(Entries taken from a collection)

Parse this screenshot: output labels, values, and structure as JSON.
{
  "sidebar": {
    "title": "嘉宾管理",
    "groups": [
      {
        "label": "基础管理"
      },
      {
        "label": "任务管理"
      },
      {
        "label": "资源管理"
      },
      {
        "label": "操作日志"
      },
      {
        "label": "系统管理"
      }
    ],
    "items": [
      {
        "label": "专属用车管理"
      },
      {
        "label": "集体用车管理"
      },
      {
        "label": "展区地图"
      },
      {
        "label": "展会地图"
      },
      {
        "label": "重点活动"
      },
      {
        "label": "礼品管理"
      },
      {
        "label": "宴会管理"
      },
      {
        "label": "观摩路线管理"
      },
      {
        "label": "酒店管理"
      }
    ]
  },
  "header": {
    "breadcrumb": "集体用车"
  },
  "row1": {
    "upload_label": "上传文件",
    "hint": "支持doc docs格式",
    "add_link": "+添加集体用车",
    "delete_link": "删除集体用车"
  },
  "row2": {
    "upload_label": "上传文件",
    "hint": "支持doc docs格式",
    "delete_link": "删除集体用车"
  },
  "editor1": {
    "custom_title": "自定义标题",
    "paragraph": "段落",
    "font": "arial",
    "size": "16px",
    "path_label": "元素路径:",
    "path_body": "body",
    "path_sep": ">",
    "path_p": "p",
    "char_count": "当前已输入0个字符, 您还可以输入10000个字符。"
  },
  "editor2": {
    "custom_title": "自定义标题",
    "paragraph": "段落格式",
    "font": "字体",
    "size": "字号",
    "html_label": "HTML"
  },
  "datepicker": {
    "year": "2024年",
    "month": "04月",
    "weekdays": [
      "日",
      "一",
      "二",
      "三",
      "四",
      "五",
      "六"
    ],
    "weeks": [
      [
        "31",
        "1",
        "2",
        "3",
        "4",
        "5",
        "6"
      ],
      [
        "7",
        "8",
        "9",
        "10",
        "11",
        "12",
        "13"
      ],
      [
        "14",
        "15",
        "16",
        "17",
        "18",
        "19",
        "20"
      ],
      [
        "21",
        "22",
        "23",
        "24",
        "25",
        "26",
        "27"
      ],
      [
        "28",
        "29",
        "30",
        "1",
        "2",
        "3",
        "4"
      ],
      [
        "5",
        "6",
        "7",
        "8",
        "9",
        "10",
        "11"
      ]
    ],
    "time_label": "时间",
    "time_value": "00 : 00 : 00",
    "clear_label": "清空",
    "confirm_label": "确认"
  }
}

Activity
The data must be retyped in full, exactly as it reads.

Response for this exercise
Parse this screenshot: output labels, values, and structure as JSON.
{
  "sidebar": {
    "title": "嘉宾管理",
    "groups": [
      {
        "label": "基础管理"
      },
      {
        "label": "任务管理"
      },
      {
        "label": "资源管理"
      },
      {
        "label": "操作日志"
      },
      {
        "label": "系统管理"
      }
    ],
    "items": [
      {
        "label": "专属用车管理"
      },
      {
        "label": "集体用车管理"
      },
      {
        "label": "展区地图"
      },
      {
        "label": "展会地图"
      },
      {
        "label": "重点活动"
      },
      {
        "label": "礼品管理"
      },
      {
        "label": "宴会管理"
      },
      {
        "label": "观摩路线管理"
      },
      {
        "label": "酒店管理"
      }
    ]
  },
  "header": {
    "breadcrumb": "集体用车"
  },
  "row1": {
    "upload_label": "上传文件",
    "hint": "支持doc docs格式",
    "add_link": "+添加集体用车",
    "delete_link": "删除集体用车"
  },
  "row2": {
    "upload_label": "上传文件",
    "hint": "支持doc docs格式",
    "delete_link": "删除集体用车"
  },
  "editor1": {
    "custom_title": "自定义标题",
    "paragraph": "段落",
    "font": "arial",
    "size": "16px",
    "path_label": "元素路径:",
    "path_body": "body",
    "path_sep": ">",
    "path_p": "p",
    "char_count": "当前已输入0个字符, 您还可以输入10000个字符。"
  },
  "editor2": {
    "custom_title": "自定义标题",
    "paragraph": "段落格式",
    "font": "字体",
    "size": "字号",
    "html_label": "HTML"
  },
  "datepicker": {
    "year": "2024年",
    "month": "04月",
    "weekdays": [
      "日",
      "一",
      "二",
      "三",
      "四",
      "五",
      "六"
    ],
    "weeks": [
      [
        "31",
        "1",
        "2",
        "3",
        "4",
        "5",
        "6"
      ],
      [
        "7",
        "8",
        "9",
        "10",
        "11",
        "12",
        "13"
      ],
      [
        "14",
        "15",
        "16",
        "17",
        "18",
        "19",
        "20"
      ],
      [
        "21",
        "22",
        "23",
        "24",
        "25",
        "26",
        "27"
      ],
      [
        "28",
        "29",
        "30",
        "1",
        "2",
        "3",
        "4"
      ],
      [
        "5",
        "6",
        "7",
        "8",
        "9",
        "10",
        "11"
      ]
    ],
    "time_label": "时间",
    "time_value": "00 : 00 : 00",
    "clear_label": "清空",
    "confirm_label": "确认"
  }
}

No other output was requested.